21 Dec 2013

Ethanol, at low concentrations in motor gasoline, is known to impact both the fuelconsumption and emissions from vehicles. Because ethanol has a lower energycontent per litre compared to conventional hydrocarbon gasoline, a vehicle¡¦svolumetric fuel consumption generally increases when running on ethanol/gasolineblends. In principle, factors such as the higher octane number and high latent heatof vaporisation for ethanol could allow better engine efficiency which could mitigatethis effect to some extent. The degree to which modern vehicles can compensatefor the lower energy content of ethanol compared to conventional gasoline is notreliably known, however. This is an important question because it impacts theinterpretation of Well-to-Wheels results for biofuel blends used in conventionalvehicles. For this reason, an assessment of published literature up to 2006 wascompleted in order to evaluate the impact of ethanol content on fuel consumption.The scope of this literature assessment was on the use of low-level ethanol/gasolineblends, specifically 5% (E5) and 10% (E10) v/v ethanol in gasoline. These blendsare the most common ethanol levels in Europe today and have been formalised inthe CEN EN 228 standard for motor gasoline. This literature review did not evaluatethe impact of other oxygenate types that are also allowed in the EN 228 standard.Although many publications were evaluated, the number of studies containingrelevant data was limited primarily because the experimental variability in fuelconsumption results was relatively large.
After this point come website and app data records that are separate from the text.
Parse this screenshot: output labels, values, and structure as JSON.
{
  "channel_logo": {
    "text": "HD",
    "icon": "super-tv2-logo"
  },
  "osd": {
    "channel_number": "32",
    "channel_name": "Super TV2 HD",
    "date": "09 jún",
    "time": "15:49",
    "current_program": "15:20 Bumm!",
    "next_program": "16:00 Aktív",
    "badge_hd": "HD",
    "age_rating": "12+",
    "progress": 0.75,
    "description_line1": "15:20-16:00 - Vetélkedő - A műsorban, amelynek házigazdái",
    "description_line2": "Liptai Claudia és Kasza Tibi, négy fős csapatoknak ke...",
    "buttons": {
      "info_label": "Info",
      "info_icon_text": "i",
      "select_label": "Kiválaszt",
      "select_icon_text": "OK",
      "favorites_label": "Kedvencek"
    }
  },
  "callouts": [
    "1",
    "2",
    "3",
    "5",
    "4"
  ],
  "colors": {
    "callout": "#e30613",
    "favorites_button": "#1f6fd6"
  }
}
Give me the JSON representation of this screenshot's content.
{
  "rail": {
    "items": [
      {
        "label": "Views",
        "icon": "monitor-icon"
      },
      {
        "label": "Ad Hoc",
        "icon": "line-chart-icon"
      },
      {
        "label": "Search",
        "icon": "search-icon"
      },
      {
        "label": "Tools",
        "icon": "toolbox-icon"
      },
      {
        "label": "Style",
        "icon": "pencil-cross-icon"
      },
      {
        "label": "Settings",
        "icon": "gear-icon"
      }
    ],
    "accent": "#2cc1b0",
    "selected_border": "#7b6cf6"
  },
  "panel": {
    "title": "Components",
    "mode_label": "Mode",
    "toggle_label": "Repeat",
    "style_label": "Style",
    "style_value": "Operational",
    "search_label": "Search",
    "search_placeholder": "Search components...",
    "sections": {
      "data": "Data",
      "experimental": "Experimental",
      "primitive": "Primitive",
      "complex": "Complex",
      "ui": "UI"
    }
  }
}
From this analysis, the followingconclusions could be made from the evaluated publications:„h There is a relatively high incidence of incorrectly derived fuel consumptiondata, usually resulting in an underestimate of the increase in fuel consumptionfrom ethanol-containing gasolines.„h For some studies on gasoline blends containing up to E20, the increase inmass fuel consumption (FC) was typically only about 50% of the expectedvalue, based on simply the loss in calorific value from ethanol addition. In themost extreme case, fuels with almost identical energy contents showed a fuelconsumption difference of more than 4%, although for the majority of vehicles,the difference was generally less than 2%. For the largest data set (7 vehiclesusing up to 10 test fuels), the overall trend showed a 3.97% increase in fuelconsumption with a 3.4% reduction in fuel energy content.„h It is not clear that this variation in FC results was related to variations in fuelparameters other than the ethanol content. Rather, it is assumed that thevariability in FC was primarily a consequence of experimental variation andpoorly controlled test procedures. The variability found in these publishedstudies limits the firm conclusions that can be drawn about the influence of lowlevels of ethanol on vehicle fuel consumption.These conclusions suggested that a more definitive vehicle study was warranted todetermine whether modern vehicles can or cannot compensate for the lower energycontent of ethanol-containing gasoline through better engine efficiency. Such a studyhas now been completed by the JEC1 Consortium and is reported elsewhere [5].